It's a scary moment behind the wheel, slamming on your brakes to avoid hitting a person or bicycle rider, but it's happening more and more.
It's a problem that causes accidents and statistics show that these types of accidents are on the rise.
Within the last week there have been at least three crashes involving pedestrians and cars causing both major and minor injuries.
On Tuesday night, an accident in Oildale left one person with major injuries. Drivers say it’s common to see people crossing when they don't have the right of way or when there’s no designated cross walk.
"It’s hard to make that sudden stop, sudden move or whatever you may have to do," says driver Harold Pierce.
A national study released this week by the Governor’s Highway Safety Association revealed that pedestrian deaths were up 7% last year across California.
"I hear that pedestrians have the right of way but you know, if you look at the reality of it, you're not going to be the one alive if you get hit,” said Terry Birks, who says he sees the problem mostly in downtown Bakersfield.

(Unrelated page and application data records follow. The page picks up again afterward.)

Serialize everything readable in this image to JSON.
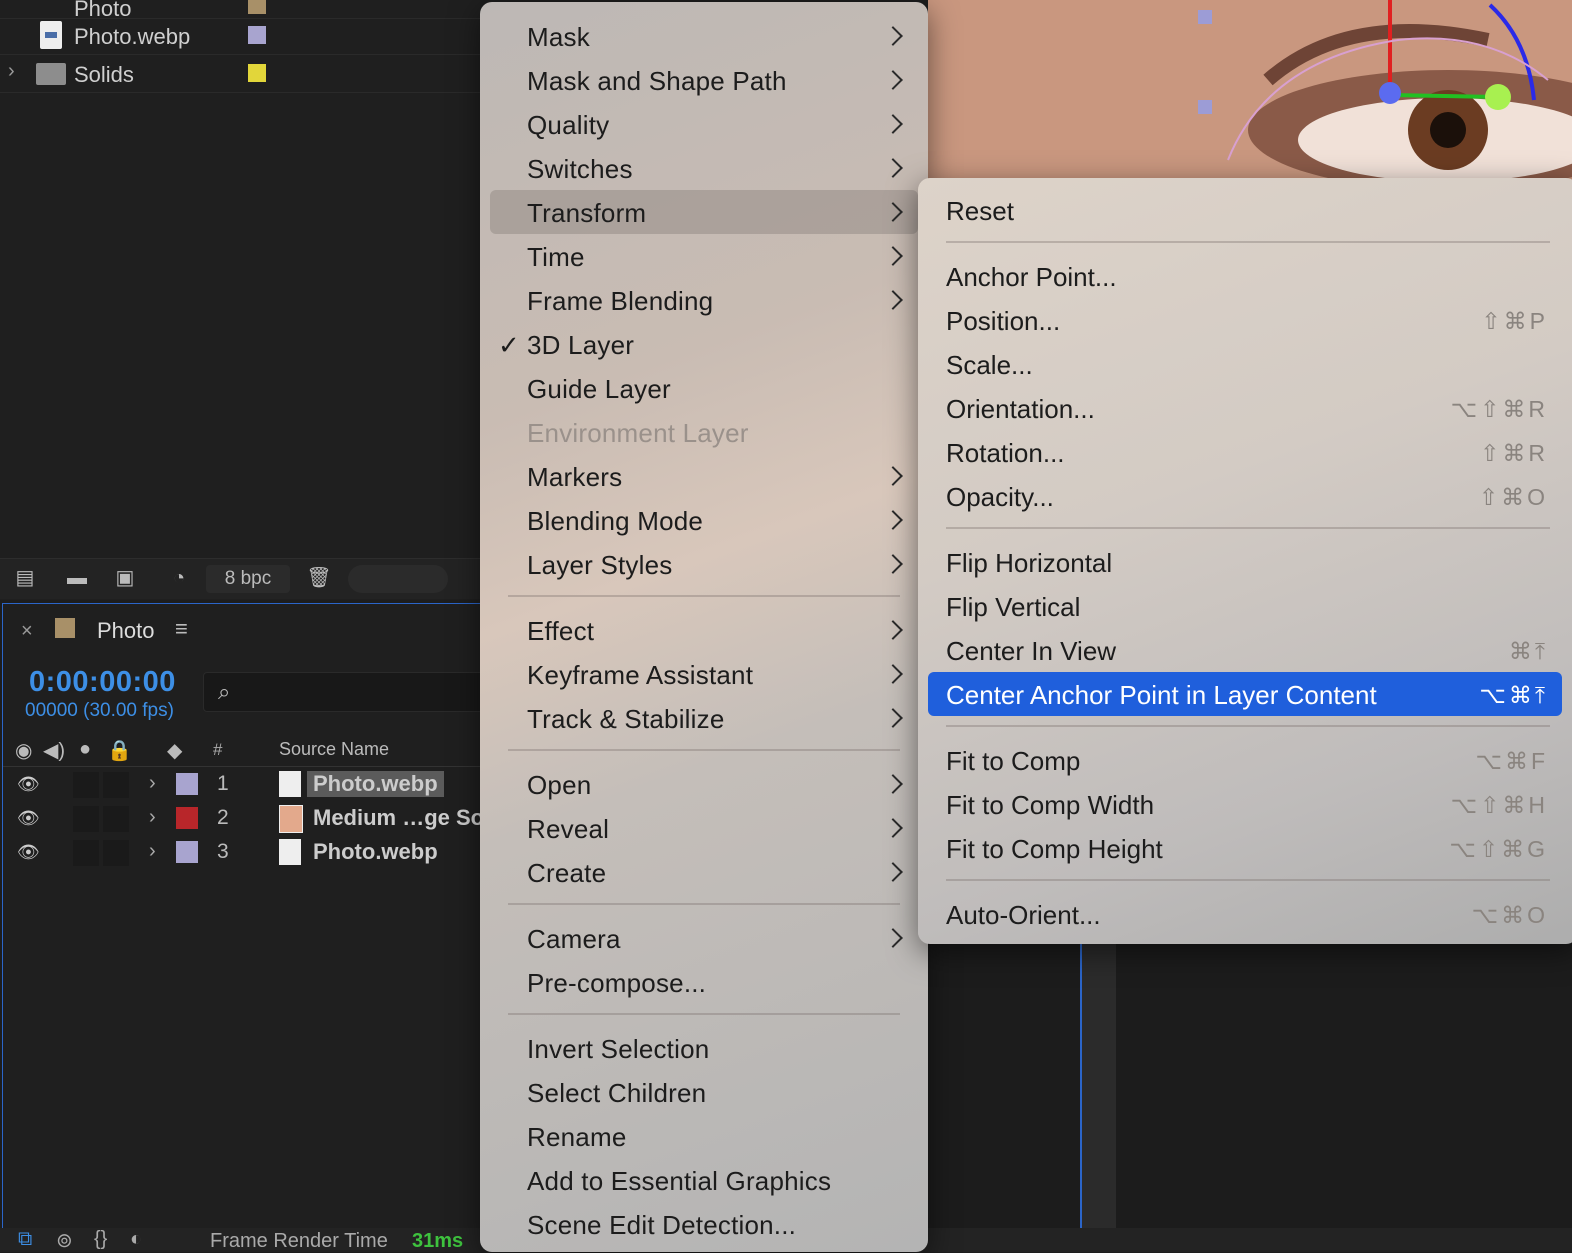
{
  "project": {
    "items": [
      {
        "label": "Photo",
        "color": "#a89068"
      },
      {
        "label": "Photo.webp",
        "color": "#a8a4cf"
      },
      {
        "label": "Solids",
        "color": "#e2d63a"
      }
    ],
    "bpc_label": "8 bpc"
  },
  "timeline": {
    "comp_name": "Photo",
    "timecode": "0:00:00:00",
    "frames": "00000 (30.00 fps)",
    "col_num": "#",
    "col_source": "Source Name",
    "layers": [
      {
        "num": "1",
        "name": "Photo.webp",
        "color": "#a8a4cf"
      },
      {
        "num": "2",
        "name": "Medium …ge Sol",
        "color": "#b8262a"
      },
      {
        "num": "3",
        "name": "Photo.webp",
        "color": "#a8a4cf"
      }
    ],
    "frame_render_label": "Frame Render Time",
    "frame_render_value": "31ms"
  },
  "main_menu": {
    "items": [
      {
        "label": "Mask",
        "submenu": true
      },
      {
        "label": "Mask and Shape Path",
        "submenu": true
      },
      {
        "label": "Quality",
        "submenu": true
      },
      {
        "label": "Switches",
        "submenu": true
      },
      {
        "label": "Transform",
        "submenu": true,
        "highlighted": true
      },
      {
        "label": "Time",
        "submenu": true
      },
      {
        "label": "Frame Blending",
        "submenu": true
      },
      {
        "label": "3D Layer",
        "checked": true
      },
      {
        "label": "Guide Layer"
      },
      {
        "label": "Environment Layer",
        "disabled": true
      },
      {
        "label": "Markers",
        "submenu": true
      },
      {
        "label": "Blending Mode",
        "submenu": true
      },
      {
        "label": "Layer Styles",
        "submenu": true
      },
      {
        "label": "Effect",
        "submenu": true
      },
      {
        "label": "Keyframe Assistant",
        "submenu": true
      },
      {
        "label": "Track & Stabilize",
        "submenu": true
      },
      {
        "label": "Open",
        "submenu": true
      },
      {
        "label": "Reveal",
        "submenu": true
      },
      {
        "label": "Create",
        "submenu": true
      },
      {
        "label": "Camera",
        "submenu": true
      },
      {
        "label": "Pre-compose..."
      },
      {
        "label": "Invert Selection"
      },
      {
        "label": "Select Children"
      },
      {
        "label": "Rename"
      },
      {
        "label": "Add to Essential Graphics"
      },
      {
        "label": "Scene Edit Detection..."
      }
    ]
  },
  "transform_menu": {
    "items": [
      {
        "label": "Reset",
        "shortcut": ""
      },
      {
        "label": "Anchor Point...",
        "shortcut": ""
      },
      {
        "label": "Position...",
        "shortcut": "⇧⌘P"
      },
      {
        "label": "Scale...",
        "shortcut": ""
      },
      {
        "label": "Orientation...",
        "shortcut": "⌥⇧⌘R"
      },
      {
        "label": "Rotation...",
        "shortcut": "⇧⌘R"
      },
      {
        "label": "Opacity...",
        "shortcut": "⇧⌘O"
      },
      {
        "label": "Flip Horizontal",
        "shortcut": ""
      },
      {
        "label": "Flip Vertical",
        "shortcut": ""
      },
      {
        "label": "Center In View",
        "shortcut": "⌘⤒"
      },
      {
        "label": "Center Anchor Point in Layer Content",
        "shortcut": "⌥⌘⤒",
        "selected": true
      },
      {
        "label": "Fit to Comp",
        "shortcut": "⌥⌘F"
      },
      {
        "label": "Fit to Comp Width",
        "shortcut": "⌥⇧⌘H"
      },
      {
        "label": "Fit to Comp Height",
        "shortcut": "⌥⇧⌘G"
      },
      {
        "label": "Auto-Orient...",
        "shortcut": "⌥⌘O"
      }
    ]
  }
}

In Bakersfield, there were 15 fatal accidents between a pedestrian or bike that was hit by a car in 2015.
"They don't realize how fast cars travel and if they're carrying things with them or pushing shopping carts, you know it takes them that much longer and by that time sometimes it's too late," says Sergeant Gary Carruesco, public information officer with the Bakersfield Police Department.
Some drivers think a lack of crosswalks is the issue but others say they see pedestrians that completely ignore them.

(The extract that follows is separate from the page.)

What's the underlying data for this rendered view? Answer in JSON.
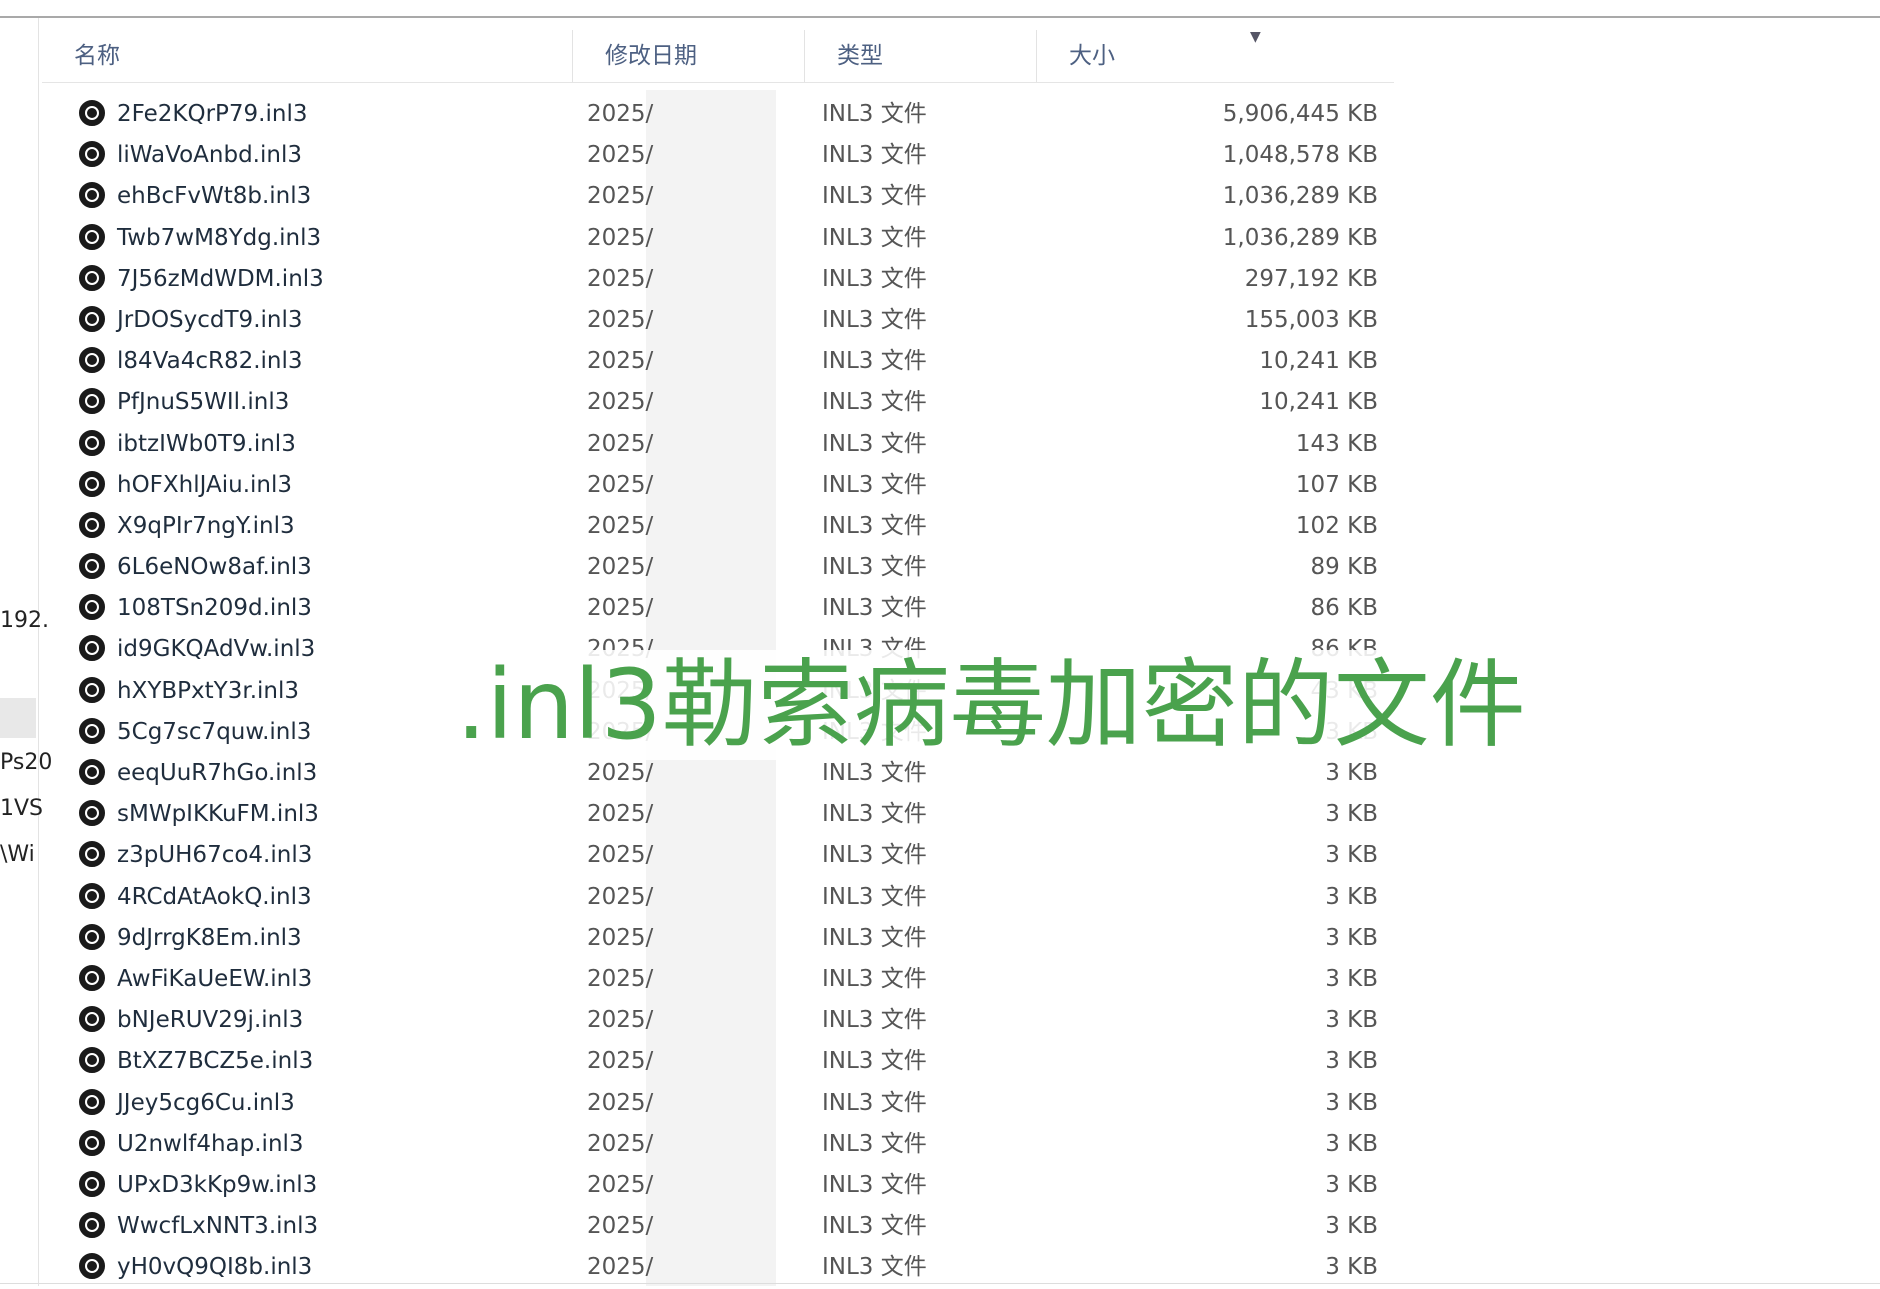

According to BPD, when there is an accident involving a pedestrian, the crosswalks are not being used.
"The majority of the time the pedestrian is at fault for being in the roadway, for crossing outside of the crosswalk. The crosswalks are there for a reason," said Sergeant Carruesco.
BPD says they do patrol and cite people not using the crosswalks in hopes that people will listen. As for drivers they say slow down, and be aware of people around you.